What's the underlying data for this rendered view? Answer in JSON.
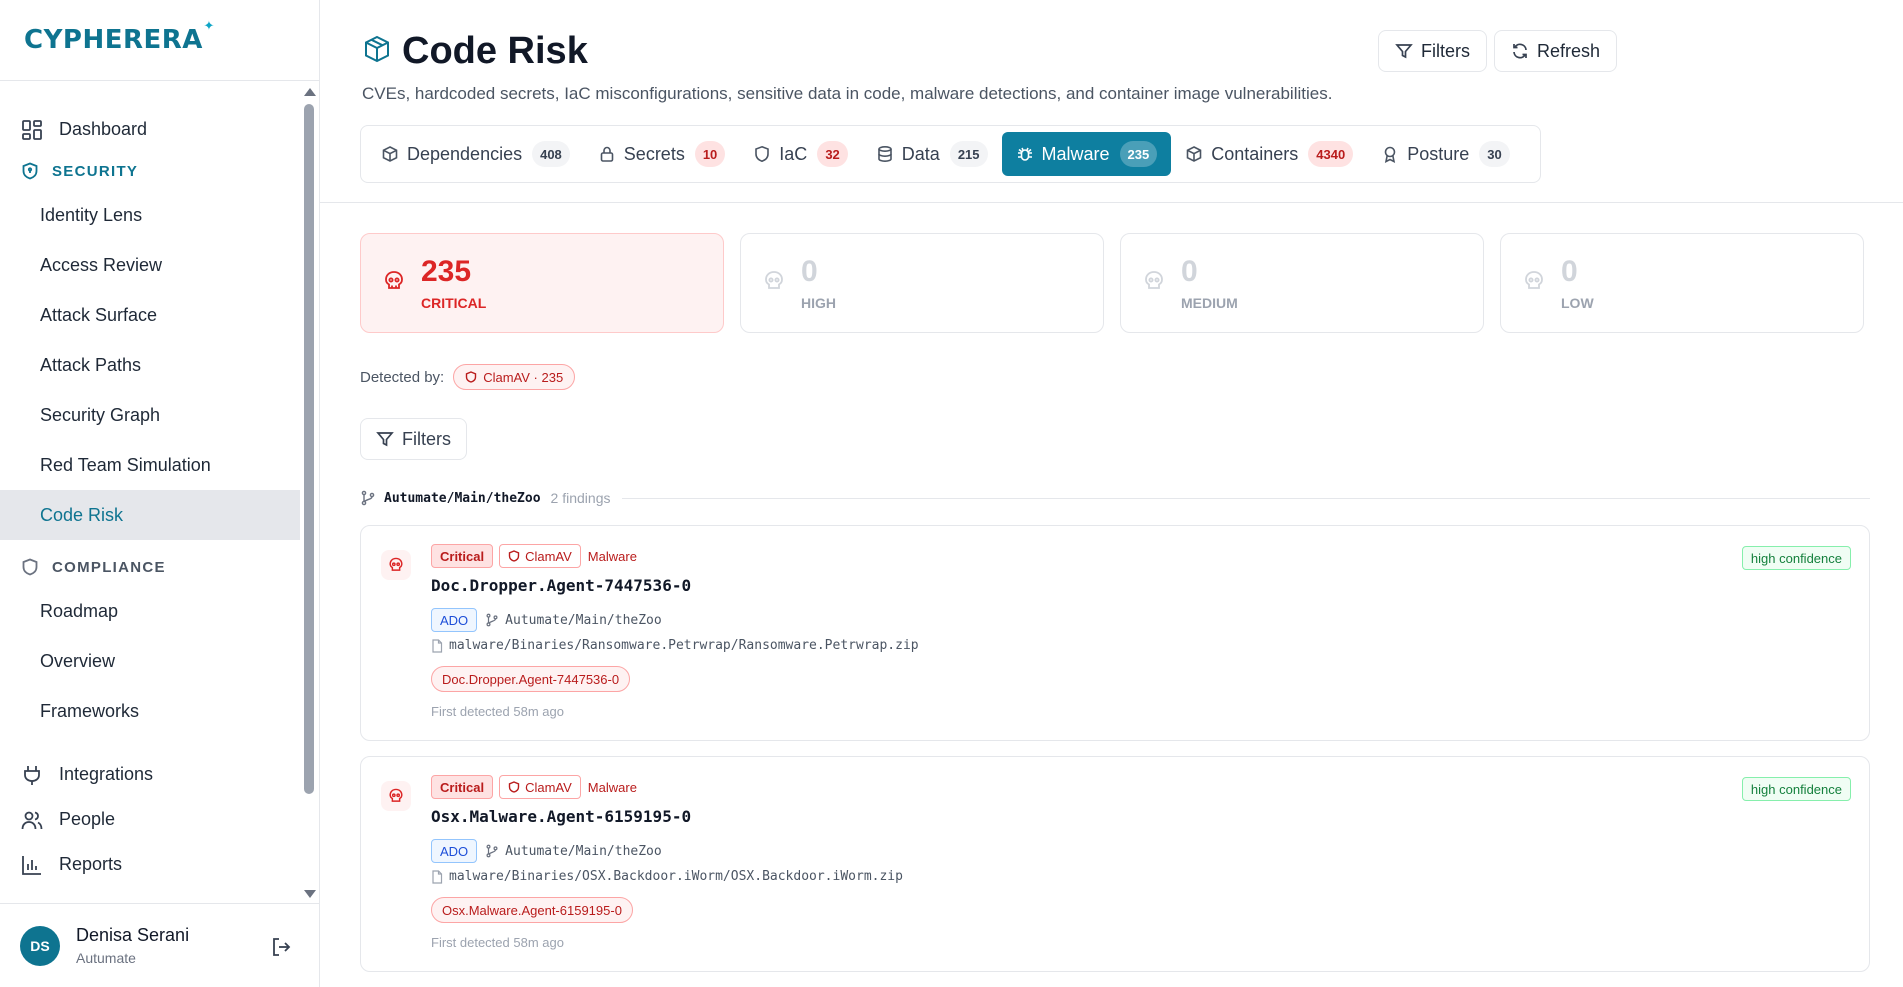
{
  "brand": {
    "name": "CYPHERERA",
    "star": "✦"
  },
  "sidebar": {
    "dashboard": "Dashboard",
    "security": {
      "label": "SECURITY",
      "items": [
        "Identity Lens",
        "Access Review",
        "Attack Surface",
        "Attack Paths",
        "Security Graph",
        "Red Team Simulation",
        "Code Risk"
      ],
      "active": "Code Risk"
    },
    "compliance": {
      "label": "COMPLIANCE",
      "items": [
        "Roadmap",
        "Overview",
        "Frameworks"
      ]
    },
    "bottom_items": [
      "Integrations",
      "People",
      "Reports"
    ],
    "user": {
      "initials": "DS",
      "name": "Denisa Serani",
      "org": "Autumate"
    }
  },
  "header": {
    "title": "Code Risk",
    "subtitle": "CVEs, hardcoded secrets, IaC misconfigurations, sensitive data in code, malware detections, and container image vulnerabilities.",
    "filters_label": "Filters",
    "refresh_label": "Refresh"
  },
  "tabs": [
    {
      "label": "Dependencies",
      "count": "408",
      "icon": "package-icon"
    },
    {
      "label": "Secrets",
      "count": "10",
      "icon": "lock-icon"
    },
    {
      "label": "IaC",
      "count": "32",
      "icon": "shield-icon"
    },
    {
      "label": "Data",
      "count": "215",
      "icon": "database-icon"
    },
    {
      "label": "Malware",
      "count": "235",
      "icon": "bug-icon"
    },
    {
      "label": "Containers",
      "count": "4340",
      "icon": "box-icon"
    },
    {
      "label": "Posture",
      "count": "30",
      "icon": "award-icon"
    }
  ],
  "active_tab": "Malware",
  "severity_cards": [
    {
      "count": "235",
      "label": "CRITICAL"
    },
    {
      "count": "0",
      "label": "HIGH"
    },
    {
      "count": "0",
      "label": "MEDIUM"
    },
    {
      "count": "0",
      "label": "LOW"
    }
  ],
  "detected_by": {
    "label": "Detected by:",
    "pill": "ClamAV · 235"
  },
  "filters_button": "Filters",
  "repo_group": {
    "name": "Autumate/Main/theZoo",
    "count": "2 findings"
  },
  "findings": [
    {
      "severity": "Critical",
      "scanner": "ClamAV",
      "type": "Malware",
      "name": "Doc.Dropper.Agent-7447536-0",
      "source": "ADO",
      "repo": "Autumate/Main/theZoo",
      "path": "malware/Binaries/Ransomware.Petrwrap/Ransomware.Petrwrap.zip",
      "signature": "Doc.Dropper.Agent-7447536-0",
      "first_detected": "First detected 58m ago",
      "confidence": "high confidence"
    },
    {
      "severity": "Critical",
      "scanner": "ClamAV",
      "type": "Malware",
      "name": "Osx.Malware.Agent-6159195-0",
      "source": "ADO",
      "repo": "Autumate/Main/theZoo",
      "path": "malware/Binaries/OSX.Backdoor.iWorm/OSX.Backdoor.iWorm.zip",
      "signature": "Osx.Malware.Agent-6159195-0",
      "first_detected": "First detected 58m ago",
      "confidence": "high confidence"
    }
  ],
  "colors": {
    "accent": "#0e7490",
    "active_tab": "#0e7fa0",
    "critical": "#dc2626"
  }
}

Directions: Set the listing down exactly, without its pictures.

Reply:
What's the underlying data for this rendered view? Answer in JSON.
{
  "brand": {
    "name": "CYPHERERA",
    "star": "✦"
  },
  "sidebar": {
    "dashboard": "Dashboard",
    "security": {
      "label": "SECURITY",
      "items": [
        "Identity Lens",
        "Access Review",
        "Attack Surface",
        "Attack Paths",
        "Security Graph",
        "Red Team Simulation",
        "Code Risk"
      ],
      "active": "Code Risk"
    },
    "compliance": {
      "label": "COMPLIANCE",
      "items": [
        "Roadmap",
        "Overview",
        "Frameworks"
      ]
    },
    "bottom_items": [
      "Integrations",
      "People",
      "Reports"
    ],
    "user": {
      "initials": "DS",
      "name": "Denisa Serani",
      "org": "Autumate"
    }
  },
  "header": {
    "title": "Code Risk",
    "subtitle": "CVEs, hardcoded secrets, IaC misconfigurations, sensitive data in code, malware detections, and container image vulnerabilities.",
    "filters_label": "Filters",
    "refresh_label": "Refresh"
  },
  "tabs": [
    {
      "label": "Dependencies",
      "count": "408",
      "icon": "package-icon"
    },
    {
      "label": "Secrets",
      "count": "10",
      "icon": "lock-icon"
    },
    {
      "label": "IaC",
      "count": "32",
      "icon": "shield-icon"
    },
    {
      "label": "Data",
      "count": "215",
      "icon": "database-icon"
    },
    {
      "label": "Malware",
      "count": "235",
      "icon": "bug-icon"
    },
    {
      "label": "Containers",
      "count": "4340",
      "icon": "box-icon"
    },
    {
      "label": "Posture",
      "count": "30",
      "icon": "award-icon"
    }
  ],
  "active_tab": "Malware",
  "severity_cards": [
    {
      "count": "235",
      "label": "CRITICAL"
    },
    {
      "count": "0",
      "label": "HIGH"
    },
    {
      "count": "0",
      "label": "MEDIUM"
    },
    {
      "count": "0",
      "label": "LOW"
    }
  ],
  "detected_by": {
    "label": "Detected by:",
    "pill": "ClamAV · 235"
  },
  "filters_button": "Filters",
  "repo_group": {
    "name": "Autumate/Main/theZoo",
    "count": "2 findings"
  },
  "findings": [
    {
      "severity": "Critical",
      "scanner": "ClamAV",
      "type": "Malware",
      "name": "Doc.Dropper.Agent-7447536-0",
      "source": "ADO",
      "repo": "Autumate/Main/theZoo",
      "path": "malware/Binaries/Ransomware.Petrwrap/Ransomware.Petrwrap.zip",
      "signature": "Doc.Dropper.Agent-7447536-0",
      "first_detected": "First detected 58m ago",
      "confidence": "high confidence"
    },
    {
      "severity": "Critical",
      "scanner": "ClamAV",
      "type": "Malware",
      "name": "Osx.Malware.Agent-6159195-0",
      "source": "ADO",
      "repo": "Autumate/Main/theZoo",
      "path": "malware/Binaries/OSX.Backdoor.iWorm/OSX.Backdoor.iWorm.zip",
      "signature": "Osx.Malware.Agent-6159195-0",
      "first_detected": "First detected 58m ago",
      "confidence": "high confidence"
    }
  ],
  "colors": {
    "accent": "#0e7490",
    "active_tab": "#0e7fa0",
    "critical": "#dc2626"
  }
}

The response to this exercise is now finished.